There are a number of other diseases that can affect the marbled goby, but they’re not as common. Some of the other potential illnesses include hole-in-the-head disease, Velvet disease, and bacterial infections.
As with any other fish, the best way to keep your marbled goby healthy is to maintain a clean and stable environment. This will help to prevent the spread of disease and will also make your fish less susceptible to illness.
Behavior & Temperament
Marbled gobies are excellent jumpers, so it’s important to have a tight-fitting lid on your aquarium. Other than that, they’re relatively low-maintenance fish that are fun to watch.
These gobies are active fish that enjoy swimming around and exploring their environment. They’re not shy, so you’ll often see them out in the open. Marbled gobies are also known to be good jumpers, so a tight-fitting lid is a must.
When it comes to temperament, marbled gobies are peaceful fish that get along with most tank mates. The only exception is if you keep them with fish that are much larger than they are. Otherwise, they pose no threat to other fish and can even be kept with smaller fish.
Marbled gobies are a great addition to any community tank. They’re peaceful, easy to care for, and don’t get too big.
As long as you have a tank that’s at least 20 gallons, you can add this species.
In terms of finding compatible tank mates, the options are endless. Marbled gobies can live with just about any peaceful community fish.
Some good choices include:
- Corydoras Catfish
Breeding marbled gobies is a bit more difficult than some of the other species on this list. The process starts with sexing the fish. Males and females don’t look too different, but males usually have brighter colors.
Once you’ve identified the sexes, you need to set up a breeding tank. It should hold at least 20 gallons of water. The water should be on the soft side with a pH of around 7.0.

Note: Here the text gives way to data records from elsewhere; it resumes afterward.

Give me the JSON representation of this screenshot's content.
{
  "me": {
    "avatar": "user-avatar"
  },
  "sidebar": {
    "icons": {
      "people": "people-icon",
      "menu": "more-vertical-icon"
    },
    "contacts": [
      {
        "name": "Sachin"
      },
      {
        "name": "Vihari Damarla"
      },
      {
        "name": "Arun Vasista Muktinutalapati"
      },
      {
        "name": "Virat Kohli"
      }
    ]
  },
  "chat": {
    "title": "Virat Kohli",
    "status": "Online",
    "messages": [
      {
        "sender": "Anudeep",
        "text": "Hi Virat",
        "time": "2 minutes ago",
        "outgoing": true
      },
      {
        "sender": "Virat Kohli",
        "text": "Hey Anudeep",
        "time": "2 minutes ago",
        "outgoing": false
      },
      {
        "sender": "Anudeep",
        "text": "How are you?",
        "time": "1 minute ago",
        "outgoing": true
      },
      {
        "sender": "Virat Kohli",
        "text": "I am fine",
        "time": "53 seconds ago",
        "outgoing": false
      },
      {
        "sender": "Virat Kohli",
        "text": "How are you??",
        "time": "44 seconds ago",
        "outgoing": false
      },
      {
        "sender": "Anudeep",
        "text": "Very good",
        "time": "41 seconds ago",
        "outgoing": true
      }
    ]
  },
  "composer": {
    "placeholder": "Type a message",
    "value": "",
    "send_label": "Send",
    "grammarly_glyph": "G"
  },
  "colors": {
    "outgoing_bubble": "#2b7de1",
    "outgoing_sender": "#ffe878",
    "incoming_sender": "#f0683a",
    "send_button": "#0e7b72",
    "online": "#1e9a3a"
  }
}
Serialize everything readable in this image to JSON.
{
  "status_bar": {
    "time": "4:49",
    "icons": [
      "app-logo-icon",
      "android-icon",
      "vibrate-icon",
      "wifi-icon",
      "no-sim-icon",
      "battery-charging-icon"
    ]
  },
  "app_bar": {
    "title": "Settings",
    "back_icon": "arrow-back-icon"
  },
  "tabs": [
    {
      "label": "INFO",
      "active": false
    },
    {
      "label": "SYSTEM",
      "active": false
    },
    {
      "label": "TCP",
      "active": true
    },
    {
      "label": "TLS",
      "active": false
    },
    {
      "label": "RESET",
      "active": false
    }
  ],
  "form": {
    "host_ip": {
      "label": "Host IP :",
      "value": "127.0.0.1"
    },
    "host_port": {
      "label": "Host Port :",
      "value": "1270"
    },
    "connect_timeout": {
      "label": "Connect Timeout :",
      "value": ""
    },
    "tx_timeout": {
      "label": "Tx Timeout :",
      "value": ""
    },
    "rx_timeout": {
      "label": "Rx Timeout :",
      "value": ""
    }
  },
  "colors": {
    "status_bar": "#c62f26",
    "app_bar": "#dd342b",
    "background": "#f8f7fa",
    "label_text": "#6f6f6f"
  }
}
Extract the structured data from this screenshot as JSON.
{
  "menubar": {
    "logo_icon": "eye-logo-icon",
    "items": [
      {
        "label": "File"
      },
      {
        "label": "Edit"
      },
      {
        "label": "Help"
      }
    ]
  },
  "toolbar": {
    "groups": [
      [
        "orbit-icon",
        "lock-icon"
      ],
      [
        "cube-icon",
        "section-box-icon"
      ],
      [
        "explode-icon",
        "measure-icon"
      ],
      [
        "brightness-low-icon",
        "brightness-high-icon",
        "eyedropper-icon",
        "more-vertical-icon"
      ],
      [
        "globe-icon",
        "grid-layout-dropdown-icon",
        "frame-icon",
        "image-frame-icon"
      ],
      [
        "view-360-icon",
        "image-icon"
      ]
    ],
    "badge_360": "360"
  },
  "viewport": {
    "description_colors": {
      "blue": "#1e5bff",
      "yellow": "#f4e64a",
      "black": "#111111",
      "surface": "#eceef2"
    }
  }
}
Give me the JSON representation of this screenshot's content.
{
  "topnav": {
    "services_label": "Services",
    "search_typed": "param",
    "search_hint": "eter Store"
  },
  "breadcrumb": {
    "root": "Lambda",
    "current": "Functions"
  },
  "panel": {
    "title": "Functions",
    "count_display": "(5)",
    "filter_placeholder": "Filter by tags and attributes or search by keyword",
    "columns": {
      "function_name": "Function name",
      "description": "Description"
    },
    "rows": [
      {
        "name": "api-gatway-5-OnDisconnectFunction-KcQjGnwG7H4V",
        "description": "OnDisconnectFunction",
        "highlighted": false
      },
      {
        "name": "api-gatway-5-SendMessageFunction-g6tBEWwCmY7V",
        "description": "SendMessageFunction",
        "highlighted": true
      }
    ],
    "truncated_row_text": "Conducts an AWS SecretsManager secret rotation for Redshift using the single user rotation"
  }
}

You can use live plants as decoration, but make sure they’re well-anchored. Gobies like to burrow and may uproot them otherwise.
When the tank is set up, add one male and two females. The male will stake out a territory and the females will choose a spot to lay their eggs.
After the eggs are laid, the male will guard them until they hatch. He will also clean the area around the eggs to make sure they have enough oxygen.
Once the fry have hatched, you can remove the adults. The fry will eat microscopic organisms in the water. You can supplement their diet with baby brine shrimp.
The Marbled Goby is a great beginner fish because they’re so easy to take care of.
They’re also a lot of fun to watch because they’re always on the move and exploring their tank.
If you’re looking for a low-maintenance fish that will still provide you with some enjoyment, the Marbled Goby is a great choice!